▸ Task prompt: Report each line of the data that includes the word "Productos".

[Opening Recorded data section]

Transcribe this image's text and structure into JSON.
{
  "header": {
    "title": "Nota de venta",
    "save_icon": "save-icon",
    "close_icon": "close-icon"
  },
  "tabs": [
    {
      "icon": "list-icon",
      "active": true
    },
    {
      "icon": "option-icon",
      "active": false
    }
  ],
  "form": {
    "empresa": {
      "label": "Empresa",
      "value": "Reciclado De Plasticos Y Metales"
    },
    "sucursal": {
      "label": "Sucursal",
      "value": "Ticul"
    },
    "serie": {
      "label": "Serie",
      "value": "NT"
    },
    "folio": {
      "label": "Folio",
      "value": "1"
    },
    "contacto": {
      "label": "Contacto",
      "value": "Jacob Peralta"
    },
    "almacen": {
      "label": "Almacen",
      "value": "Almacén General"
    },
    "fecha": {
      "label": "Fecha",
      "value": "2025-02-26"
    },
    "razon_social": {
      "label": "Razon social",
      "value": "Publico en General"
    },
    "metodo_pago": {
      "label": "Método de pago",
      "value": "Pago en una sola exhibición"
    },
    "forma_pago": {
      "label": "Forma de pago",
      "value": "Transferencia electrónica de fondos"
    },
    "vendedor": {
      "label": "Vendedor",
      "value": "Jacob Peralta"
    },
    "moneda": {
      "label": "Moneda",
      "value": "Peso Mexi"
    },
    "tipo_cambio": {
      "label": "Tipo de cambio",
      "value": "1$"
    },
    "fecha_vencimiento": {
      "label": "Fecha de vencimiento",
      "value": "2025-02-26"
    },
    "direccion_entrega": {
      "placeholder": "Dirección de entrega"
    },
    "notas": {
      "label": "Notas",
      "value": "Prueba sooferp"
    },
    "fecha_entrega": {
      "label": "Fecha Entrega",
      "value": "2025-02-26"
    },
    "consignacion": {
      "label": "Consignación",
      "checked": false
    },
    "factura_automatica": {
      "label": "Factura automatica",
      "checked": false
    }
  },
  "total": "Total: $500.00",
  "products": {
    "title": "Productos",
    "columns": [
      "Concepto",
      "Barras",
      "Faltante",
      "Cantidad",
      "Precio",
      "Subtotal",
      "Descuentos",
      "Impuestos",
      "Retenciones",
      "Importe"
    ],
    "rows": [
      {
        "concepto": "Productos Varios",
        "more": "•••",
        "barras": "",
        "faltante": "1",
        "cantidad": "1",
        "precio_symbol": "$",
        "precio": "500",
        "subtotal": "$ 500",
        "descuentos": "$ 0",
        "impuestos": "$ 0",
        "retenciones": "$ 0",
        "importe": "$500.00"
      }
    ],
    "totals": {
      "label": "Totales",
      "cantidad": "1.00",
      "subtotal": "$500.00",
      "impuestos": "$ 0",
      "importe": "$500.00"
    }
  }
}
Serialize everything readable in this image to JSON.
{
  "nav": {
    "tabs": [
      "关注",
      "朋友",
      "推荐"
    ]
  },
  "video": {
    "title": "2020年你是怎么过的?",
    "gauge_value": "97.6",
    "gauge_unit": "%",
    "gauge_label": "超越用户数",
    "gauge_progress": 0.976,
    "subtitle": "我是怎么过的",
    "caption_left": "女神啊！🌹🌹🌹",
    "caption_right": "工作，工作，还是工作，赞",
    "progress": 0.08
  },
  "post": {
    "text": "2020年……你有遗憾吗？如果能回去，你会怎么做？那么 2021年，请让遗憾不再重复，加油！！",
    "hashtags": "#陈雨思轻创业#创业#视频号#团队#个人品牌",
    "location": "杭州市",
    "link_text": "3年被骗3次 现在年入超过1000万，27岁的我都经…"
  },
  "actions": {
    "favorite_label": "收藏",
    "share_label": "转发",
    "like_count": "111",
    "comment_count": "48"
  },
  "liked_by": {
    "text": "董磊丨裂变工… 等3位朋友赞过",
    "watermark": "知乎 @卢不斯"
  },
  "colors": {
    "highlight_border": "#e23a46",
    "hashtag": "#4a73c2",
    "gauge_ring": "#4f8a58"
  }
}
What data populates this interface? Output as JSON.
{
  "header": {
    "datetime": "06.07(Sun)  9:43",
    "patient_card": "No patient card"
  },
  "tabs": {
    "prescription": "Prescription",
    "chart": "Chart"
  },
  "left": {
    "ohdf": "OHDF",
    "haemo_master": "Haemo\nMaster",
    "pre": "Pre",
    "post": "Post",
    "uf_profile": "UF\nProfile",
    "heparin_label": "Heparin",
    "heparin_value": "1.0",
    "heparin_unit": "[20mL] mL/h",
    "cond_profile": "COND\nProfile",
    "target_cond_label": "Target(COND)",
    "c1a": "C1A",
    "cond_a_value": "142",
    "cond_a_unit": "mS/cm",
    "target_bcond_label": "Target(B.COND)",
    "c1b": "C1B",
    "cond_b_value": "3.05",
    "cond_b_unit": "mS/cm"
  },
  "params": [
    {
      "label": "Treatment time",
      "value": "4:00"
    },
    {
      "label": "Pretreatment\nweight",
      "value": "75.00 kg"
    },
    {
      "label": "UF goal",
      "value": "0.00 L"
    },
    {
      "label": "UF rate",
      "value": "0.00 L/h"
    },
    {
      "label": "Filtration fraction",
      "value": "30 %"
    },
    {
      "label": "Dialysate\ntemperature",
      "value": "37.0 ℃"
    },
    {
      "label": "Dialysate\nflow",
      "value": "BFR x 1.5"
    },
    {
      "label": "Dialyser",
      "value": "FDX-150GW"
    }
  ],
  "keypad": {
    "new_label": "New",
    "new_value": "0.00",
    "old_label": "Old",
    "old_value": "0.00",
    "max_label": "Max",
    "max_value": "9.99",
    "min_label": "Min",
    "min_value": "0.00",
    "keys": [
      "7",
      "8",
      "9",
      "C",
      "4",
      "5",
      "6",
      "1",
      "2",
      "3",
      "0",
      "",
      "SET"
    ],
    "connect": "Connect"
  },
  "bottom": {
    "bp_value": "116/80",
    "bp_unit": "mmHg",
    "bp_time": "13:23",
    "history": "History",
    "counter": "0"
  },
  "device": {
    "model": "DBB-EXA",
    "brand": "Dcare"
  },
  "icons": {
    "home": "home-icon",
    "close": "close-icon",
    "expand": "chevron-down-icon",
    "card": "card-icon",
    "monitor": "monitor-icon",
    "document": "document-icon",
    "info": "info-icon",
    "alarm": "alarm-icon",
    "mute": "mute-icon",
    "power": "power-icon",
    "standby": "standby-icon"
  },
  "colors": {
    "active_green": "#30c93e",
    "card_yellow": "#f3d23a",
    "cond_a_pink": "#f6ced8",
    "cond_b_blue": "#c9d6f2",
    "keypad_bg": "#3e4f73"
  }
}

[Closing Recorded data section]

▸ Response to the exercise:
    "title": "Productos",
        "concepto": "Productos Varios",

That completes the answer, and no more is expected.